According to findings published in the journal Sleep, insomnia in third world countries is rising to the point where it is almost as prevalent in the developing world as it is in the West.
Researchers from Warwick Medical School at the University of Warwick have carried out the first pan-African and Asian analysis of sleep problems and disturbances, and their findings indicate that as many as 150 million adults across the developing world suffer from insomnia and related sleep problems.
They found that over 16 percent of the adult population suffer from the likes of insomnia, which is known to lead to problems of anxiety and depression. This figure is not too far off from the 20 percent believed to be suffering from sleep problems in the Western world.
To reach these conclusions, the Warwick researchers analyzed the sleep quality of over 19,000 men and 24,000 women who were at least 50 years old in eight locations across the world, notably among the rural populations in Ghana, Tanzania, South Africa, India, Bangladesh, Vietnam and Indonesia. They also looked at emerging data from urban regions in Kenya.
The findings are of particular concern because of what is known about the effects of poor sleep. Said the study's lead author, Dr Saverio Stranges:
"Our research shows the levels of sleep problems in the developing world are far higher than previously thought. This is particularly concerning as many low-income countries are facing a double burden of disease with pressure on scarce financial resources coming from infectious diseases like HIV, but also from a growing rate of chronic diseases like cardiovascular diseases and cancer."
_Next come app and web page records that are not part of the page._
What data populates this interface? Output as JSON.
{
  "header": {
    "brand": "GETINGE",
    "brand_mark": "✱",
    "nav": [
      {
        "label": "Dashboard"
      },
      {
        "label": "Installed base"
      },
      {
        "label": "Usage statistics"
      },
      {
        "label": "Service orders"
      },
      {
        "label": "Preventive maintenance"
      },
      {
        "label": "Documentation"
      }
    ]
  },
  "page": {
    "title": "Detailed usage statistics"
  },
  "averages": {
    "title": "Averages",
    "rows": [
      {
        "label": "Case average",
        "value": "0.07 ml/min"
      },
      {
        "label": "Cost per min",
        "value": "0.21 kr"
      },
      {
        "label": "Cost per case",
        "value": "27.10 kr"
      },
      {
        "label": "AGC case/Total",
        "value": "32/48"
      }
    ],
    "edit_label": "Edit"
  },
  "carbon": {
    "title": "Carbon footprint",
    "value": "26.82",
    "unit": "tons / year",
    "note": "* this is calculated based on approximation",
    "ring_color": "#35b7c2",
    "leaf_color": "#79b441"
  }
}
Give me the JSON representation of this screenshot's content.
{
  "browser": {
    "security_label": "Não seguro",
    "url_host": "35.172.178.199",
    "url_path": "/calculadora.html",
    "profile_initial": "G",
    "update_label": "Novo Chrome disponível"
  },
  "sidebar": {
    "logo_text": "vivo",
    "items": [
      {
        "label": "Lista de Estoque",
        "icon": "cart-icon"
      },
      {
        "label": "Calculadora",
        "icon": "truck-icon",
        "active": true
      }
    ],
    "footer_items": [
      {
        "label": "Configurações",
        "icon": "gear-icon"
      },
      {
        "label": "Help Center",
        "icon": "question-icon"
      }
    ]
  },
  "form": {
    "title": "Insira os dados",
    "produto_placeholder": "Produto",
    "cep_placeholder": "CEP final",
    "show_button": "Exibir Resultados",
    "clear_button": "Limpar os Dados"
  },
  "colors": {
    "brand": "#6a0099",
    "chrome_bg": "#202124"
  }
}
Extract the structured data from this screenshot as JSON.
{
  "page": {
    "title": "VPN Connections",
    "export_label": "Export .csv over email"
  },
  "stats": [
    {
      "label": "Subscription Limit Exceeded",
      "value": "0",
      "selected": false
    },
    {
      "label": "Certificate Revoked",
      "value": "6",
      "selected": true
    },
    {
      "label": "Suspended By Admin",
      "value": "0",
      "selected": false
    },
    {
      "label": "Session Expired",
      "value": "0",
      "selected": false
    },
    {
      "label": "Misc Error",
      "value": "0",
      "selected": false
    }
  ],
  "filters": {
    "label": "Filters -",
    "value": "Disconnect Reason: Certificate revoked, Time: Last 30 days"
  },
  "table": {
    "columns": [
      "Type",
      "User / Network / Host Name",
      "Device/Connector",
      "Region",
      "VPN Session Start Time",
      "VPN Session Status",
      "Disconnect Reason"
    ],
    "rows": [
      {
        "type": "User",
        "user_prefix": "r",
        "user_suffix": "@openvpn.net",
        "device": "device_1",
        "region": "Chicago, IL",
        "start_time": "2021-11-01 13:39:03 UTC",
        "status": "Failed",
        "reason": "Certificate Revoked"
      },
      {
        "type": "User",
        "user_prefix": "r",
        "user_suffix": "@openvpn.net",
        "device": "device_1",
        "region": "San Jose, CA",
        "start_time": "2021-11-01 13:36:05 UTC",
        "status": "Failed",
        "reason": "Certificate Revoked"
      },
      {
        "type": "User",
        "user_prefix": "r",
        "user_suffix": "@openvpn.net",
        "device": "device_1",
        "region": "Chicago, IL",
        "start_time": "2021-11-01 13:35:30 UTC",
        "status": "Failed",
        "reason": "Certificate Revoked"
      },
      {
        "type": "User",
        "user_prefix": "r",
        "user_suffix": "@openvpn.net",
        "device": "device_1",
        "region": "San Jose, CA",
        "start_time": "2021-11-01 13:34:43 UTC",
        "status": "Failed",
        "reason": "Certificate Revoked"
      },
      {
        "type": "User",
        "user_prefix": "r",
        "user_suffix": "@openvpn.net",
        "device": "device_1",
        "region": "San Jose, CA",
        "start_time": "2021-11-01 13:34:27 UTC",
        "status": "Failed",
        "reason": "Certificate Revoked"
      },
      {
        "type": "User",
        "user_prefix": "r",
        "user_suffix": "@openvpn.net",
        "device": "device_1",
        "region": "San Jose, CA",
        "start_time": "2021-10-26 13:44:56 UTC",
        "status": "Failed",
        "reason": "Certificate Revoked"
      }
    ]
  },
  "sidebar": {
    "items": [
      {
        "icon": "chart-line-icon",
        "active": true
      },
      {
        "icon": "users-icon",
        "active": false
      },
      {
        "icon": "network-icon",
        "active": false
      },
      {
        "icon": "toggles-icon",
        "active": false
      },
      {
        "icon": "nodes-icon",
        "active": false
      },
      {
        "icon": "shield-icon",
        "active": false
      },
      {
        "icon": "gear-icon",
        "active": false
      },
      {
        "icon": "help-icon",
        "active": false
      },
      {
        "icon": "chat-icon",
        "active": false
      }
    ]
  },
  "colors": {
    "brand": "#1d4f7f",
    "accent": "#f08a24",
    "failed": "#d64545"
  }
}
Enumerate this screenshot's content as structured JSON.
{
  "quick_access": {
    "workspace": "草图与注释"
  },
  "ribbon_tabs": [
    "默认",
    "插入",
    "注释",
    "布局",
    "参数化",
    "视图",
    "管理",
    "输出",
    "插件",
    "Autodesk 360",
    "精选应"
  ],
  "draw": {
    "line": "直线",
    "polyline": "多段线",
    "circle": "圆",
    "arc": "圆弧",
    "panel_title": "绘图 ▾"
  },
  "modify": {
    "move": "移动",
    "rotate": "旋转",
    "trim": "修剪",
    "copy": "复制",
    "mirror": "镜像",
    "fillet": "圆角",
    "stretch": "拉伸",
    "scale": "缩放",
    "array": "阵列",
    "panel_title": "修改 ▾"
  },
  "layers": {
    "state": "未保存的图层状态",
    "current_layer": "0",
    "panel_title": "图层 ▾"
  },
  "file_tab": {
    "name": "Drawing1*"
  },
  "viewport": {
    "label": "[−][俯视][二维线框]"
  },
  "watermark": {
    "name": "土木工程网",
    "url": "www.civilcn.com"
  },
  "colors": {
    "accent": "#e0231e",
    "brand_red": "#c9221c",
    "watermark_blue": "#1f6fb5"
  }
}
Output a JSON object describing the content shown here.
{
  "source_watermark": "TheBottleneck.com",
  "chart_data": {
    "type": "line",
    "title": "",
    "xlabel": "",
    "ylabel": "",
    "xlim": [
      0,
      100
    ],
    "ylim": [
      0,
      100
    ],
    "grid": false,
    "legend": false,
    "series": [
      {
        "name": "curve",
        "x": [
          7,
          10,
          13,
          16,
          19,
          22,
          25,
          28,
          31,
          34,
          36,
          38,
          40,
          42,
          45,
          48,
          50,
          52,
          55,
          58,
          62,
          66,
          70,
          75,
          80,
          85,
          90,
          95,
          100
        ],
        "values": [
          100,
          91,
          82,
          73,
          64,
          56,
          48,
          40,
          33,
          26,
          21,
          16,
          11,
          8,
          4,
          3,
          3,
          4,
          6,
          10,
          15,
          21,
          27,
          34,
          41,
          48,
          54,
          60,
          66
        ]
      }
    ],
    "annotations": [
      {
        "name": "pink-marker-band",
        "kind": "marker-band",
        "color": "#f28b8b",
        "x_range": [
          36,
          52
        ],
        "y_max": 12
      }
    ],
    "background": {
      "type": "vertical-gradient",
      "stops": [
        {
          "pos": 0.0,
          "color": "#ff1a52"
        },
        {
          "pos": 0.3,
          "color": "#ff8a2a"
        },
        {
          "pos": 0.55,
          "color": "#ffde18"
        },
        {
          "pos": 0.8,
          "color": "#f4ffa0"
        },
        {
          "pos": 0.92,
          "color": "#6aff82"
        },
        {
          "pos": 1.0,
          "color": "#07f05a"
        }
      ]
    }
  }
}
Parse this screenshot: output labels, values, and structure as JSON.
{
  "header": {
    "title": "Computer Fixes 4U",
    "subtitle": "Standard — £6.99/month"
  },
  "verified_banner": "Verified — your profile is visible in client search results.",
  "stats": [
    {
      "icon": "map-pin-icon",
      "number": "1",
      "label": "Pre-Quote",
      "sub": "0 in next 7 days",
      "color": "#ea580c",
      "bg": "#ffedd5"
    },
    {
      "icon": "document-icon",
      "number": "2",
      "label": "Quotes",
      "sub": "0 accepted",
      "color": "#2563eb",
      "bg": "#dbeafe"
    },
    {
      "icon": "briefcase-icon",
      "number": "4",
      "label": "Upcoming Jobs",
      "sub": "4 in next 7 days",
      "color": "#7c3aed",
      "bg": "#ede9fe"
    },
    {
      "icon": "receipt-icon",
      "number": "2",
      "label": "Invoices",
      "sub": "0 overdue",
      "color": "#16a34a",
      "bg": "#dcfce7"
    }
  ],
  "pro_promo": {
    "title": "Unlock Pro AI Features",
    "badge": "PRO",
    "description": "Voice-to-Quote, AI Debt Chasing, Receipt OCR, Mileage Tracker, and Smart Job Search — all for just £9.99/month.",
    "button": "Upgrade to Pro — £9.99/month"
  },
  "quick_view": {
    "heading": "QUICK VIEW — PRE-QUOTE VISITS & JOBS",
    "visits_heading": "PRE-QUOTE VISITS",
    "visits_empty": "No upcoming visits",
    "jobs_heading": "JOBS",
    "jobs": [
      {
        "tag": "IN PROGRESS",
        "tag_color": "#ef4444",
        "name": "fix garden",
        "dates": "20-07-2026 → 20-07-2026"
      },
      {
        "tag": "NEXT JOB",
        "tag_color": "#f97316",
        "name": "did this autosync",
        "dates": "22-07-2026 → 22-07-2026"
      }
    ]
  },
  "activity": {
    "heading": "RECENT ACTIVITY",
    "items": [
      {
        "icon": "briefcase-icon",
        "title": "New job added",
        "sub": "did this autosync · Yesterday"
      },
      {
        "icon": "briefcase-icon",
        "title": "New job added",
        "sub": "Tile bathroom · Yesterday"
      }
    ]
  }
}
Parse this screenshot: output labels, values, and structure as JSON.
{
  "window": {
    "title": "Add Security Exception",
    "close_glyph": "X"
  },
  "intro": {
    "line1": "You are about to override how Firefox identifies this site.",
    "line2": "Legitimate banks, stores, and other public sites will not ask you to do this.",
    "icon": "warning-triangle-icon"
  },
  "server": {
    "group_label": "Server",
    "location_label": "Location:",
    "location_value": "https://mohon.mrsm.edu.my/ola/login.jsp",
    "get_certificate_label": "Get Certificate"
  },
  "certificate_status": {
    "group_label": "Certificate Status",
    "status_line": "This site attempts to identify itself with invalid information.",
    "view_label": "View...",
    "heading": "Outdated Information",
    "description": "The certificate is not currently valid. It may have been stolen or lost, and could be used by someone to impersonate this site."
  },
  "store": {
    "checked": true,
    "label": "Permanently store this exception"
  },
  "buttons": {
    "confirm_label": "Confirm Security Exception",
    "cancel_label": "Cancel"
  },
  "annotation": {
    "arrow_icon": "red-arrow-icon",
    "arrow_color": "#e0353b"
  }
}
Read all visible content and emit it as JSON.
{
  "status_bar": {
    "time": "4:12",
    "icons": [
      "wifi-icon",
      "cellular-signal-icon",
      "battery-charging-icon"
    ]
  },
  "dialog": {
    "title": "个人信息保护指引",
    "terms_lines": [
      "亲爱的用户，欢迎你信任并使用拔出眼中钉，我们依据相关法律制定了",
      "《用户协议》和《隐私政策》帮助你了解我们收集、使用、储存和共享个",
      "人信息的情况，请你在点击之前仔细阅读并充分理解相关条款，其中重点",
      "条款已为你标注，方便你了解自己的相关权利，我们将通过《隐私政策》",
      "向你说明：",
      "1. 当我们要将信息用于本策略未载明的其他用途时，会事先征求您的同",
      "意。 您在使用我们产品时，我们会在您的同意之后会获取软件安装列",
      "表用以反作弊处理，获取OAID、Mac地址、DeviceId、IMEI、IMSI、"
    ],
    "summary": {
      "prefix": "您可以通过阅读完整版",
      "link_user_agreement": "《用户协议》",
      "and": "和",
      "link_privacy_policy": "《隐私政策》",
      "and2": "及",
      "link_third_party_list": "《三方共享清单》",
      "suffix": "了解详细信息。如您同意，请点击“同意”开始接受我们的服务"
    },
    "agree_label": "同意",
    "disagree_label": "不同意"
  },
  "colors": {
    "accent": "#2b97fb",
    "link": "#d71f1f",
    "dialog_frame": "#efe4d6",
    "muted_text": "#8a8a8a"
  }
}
He noted that this could represent a serious and under-acknowledged public health problem, one in which lower income populations could be especially vulnerable.
Source: Medical News Today